General practitioners' views and experiences of counselling for physical activity through the New Zealand Green Prescription programBMC Family Practice
Date of this Version11-2-2011
Document TypeJournal Article
AbstractBackground: Regular physical activity is beneficial in both the prevention and management of chronic health conditions. A large proportion of adult New Zealanders, however, are insufficiently active. To help increase population levels of physical activity in New Zealand the Green Prescription, a primary care physical activity scripting program, was developed. The primary aim of this study was to identify why general practitioners (GPs) counsel for physical activity and administer Green Prescriptions. A secondary aim was to examine GPs' views and experiences of Green Prescription counselling for the management of depression.Methods: Individual face-to-face interviews were conducted with 15 GPs. All interviews were audio-taped and transcribed. Data were analysed using an inductive thematic approach.Results: Several themes and sub-themes emerged from the data. Notably, GPs counselled for physical activity and prescribed Green Prescriptions for both primary preventive (e.g., weight control) and secondary management (e.g., diabetes management) purposes. GPs reported the benefits of the Green Prescription centred around two main themes: (i) a non-medication approach to a healthier lifestyle and (ii) the support benefits of physical activity. Time constraints within the consultation was the only main theme that emerged regarding the barriers GPs perceived to Green Prescription use. Physical activity in general, and physical activity prescribed through the Green Prescription, were also viewed by GPs as beneficial for the management of depression.Conclusions: The results of this study suggest that New Zealand GPs view the Green Prescription program as beneficial for their patients with pre-existing conditions and/or weight problems.
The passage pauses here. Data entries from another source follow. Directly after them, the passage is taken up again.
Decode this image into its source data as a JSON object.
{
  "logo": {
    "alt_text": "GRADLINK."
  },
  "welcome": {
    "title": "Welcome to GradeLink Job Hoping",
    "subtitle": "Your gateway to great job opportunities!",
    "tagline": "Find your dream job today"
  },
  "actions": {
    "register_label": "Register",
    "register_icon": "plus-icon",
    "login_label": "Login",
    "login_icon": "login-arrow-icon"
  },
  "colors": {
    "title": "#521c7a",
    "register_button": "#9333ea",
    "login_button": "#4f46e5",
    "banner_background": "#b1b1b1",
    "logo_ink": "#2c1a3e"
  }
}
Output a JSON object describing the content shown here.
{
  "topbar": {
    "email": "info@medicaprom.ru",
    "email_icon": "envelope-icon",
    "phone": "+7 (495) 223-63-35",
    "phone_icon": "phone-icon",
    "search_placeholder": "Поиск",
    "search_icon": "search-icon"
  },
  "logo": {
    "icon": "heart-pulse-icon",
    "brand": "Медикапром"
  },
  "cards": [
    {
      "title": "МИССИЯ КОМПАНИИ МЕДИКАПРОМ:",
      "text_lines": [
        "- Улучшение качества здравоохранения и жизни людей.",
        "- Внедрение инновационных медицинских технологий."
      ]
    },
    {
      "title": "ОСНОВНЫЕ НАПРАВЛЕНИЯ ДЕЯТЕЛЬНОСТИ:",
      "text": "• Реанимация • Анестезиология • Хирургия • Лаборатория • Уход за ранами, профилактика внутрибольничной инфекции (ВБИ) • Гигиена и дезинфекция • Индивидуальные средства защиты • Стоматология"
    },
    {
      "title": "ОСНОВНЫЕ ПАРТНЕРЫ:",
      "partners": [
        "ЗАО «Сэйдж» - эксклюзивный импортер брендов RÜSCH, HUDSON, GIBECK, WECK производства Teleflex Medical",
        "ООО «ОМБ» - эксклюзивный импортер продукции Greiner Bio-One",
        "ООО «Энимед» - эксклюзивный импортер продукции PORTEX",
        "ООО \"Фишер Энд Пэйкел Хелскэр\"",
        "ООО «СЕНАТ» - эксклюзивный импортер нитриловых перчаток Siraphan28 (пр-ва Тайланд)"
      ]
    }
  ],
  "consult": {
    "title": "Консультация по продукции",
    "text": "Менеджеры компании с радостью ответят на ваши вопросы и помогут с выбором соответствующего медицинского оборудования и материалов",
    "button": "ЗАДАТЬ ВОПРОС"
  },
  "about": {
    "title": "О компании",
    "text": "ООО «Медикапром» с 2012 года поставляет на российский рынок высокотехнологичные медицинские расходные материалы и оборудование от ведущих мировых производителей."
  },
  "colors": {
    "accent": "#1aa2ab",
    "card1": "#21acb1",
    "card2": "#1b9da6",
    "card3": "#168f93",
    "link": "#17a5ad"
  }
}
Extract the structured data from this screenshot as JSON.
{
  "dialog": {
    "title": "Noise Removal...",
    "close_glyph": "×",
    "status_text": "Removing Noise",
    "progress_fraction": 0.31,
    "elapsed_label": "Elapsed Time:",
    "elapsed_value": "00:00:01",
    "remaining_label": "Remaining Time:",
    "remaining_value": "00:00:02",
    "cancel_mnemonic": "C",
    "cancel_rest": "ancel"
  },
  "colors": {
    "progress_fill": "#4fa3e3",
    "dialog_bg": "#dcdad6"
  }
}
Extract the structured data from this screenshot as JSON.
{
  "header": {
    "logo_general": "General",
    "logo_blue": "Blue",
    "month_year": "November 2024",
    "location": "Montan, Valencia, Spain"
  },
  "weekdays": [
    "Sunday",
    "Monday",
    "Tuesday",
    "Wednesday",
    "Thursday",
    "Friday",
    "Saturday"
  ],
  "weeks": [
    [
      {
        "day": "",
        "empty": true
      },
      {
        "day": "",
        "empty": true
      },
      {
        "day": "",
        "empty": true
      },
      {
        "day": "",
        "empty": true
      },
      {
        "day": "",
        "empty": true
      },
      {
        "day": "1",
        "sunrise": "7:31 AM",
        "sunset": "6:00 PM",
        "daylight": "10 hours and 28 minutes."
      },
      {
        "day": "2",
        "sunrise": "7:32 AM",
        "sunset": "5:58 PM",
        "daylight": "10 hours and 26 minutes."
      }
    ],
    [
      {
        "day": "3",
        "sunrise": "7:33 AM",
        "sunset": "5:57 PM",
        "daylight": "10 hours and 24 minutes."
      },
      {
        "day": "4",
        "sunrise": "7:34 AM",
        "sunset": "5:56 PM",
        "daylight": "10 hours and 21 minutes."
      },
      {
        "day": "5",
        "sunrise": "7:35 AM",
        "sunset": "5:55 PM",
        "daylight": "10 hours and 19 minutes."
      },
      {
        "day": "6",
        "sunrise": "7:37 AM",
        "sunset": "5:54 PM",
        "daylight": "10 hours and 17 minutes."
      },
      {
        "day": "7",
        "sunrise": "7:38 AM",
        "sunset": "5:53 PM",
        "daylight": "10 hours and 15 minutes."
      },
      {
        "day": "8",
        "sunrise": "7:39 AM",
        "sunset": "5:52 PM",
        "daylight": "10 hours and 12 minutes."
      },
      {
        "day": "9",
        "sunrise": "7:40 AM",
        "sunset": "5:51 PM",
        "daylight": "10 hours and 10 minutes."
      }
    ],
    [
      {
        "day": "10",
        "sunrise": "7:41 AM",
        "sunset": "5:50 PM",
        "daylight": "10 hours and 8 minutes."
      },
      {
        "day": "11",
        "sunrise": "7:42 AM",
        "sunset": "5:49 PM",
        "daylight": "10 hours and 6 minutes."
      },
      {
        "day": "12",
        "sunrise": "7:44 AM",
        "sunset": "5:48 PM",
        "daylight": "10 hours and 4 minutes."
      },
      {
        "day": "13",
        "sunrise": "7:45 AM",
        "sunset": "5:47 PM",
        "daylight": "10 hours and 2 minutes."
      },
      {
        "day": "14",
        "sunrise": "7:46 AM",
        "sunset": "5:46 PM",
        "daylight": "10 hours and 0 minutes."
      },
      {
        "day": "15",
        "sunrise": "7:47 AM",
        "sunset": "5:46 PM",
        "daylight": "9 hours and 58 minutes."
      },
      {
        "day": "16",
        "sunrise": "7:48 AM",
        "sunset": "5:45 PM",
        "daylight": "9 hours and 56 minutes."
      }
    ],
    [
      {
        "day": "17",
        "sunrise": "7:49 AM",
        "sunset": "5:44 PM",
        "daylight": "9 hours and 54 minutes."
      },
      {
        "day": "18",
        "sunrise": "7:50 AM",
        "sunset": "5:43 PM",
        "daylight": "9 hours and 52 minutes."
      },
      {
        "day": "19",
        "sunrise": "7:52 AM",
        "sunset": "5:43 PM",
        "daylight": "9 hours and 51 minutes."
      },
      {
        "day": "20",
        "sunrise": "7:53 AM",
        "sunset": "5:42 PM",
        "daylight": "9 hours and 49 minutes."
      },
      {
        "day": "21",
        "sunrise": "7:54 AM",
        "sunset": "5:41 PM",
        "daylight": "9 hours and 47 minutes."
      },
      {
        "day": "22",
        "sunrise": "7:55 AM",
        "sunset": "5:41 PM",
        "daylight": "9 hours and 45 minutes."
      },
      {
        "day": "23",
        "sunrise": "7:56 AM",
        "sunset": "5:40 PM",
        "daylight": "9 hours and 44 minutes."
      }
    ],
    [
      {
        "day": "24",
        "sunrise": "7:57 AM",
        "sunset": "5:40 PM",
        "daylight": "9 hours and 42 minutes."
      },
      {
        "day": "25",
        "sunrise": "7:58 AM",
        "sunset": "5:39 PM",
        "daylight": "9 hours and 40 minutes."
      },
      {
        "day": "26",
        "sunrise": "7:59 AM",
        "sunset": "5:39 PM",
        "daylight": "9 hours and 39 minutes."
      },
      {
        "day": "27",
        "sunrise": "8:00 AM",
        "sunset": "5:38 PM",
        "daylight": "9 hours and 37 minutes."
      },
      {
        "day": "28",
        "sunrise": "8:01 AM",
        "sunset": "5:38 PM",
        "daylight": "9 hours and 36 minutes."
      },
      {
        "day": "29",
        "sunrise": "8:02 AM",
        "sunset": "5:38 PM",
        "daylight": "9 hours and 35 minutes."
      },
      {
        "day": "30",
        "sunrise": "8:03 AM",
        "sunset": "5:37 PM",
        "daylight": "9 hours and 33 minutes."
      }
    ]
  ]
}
While this is encouraging, the Green Prescription may also be used to promote physical activity in currently healthy but low-active and sedentary individuals. Such individuals are currently disease free, but are at risk for future health-related problems because of their inactive lifestyle. It is recommended that time constraints of the consultation in regard to administering Green Prescriptions could be dealt with by delegating the more time consuming tasks to the patient support counsellors that support the Green Prescription program, and having practice nurses assist in the administration of Green Prescriptions. Green Prescription counselling in conjunction with antidepressant medication may be beneficial for the management of depression and warrants further research.
Citation InformationAsmita Patel, Grant M. Schofield, Gregory S. Kolt and Justin W. L. Keogh. "General practitioners' views and experiences of counselling for physical activity through the New Zealand Green Prescription program" BMC Family Practice Vol. 12 (2011) p. 119 ISSN: 1471-2296
Available at: http://works.bepress.com/justin_keogh/27/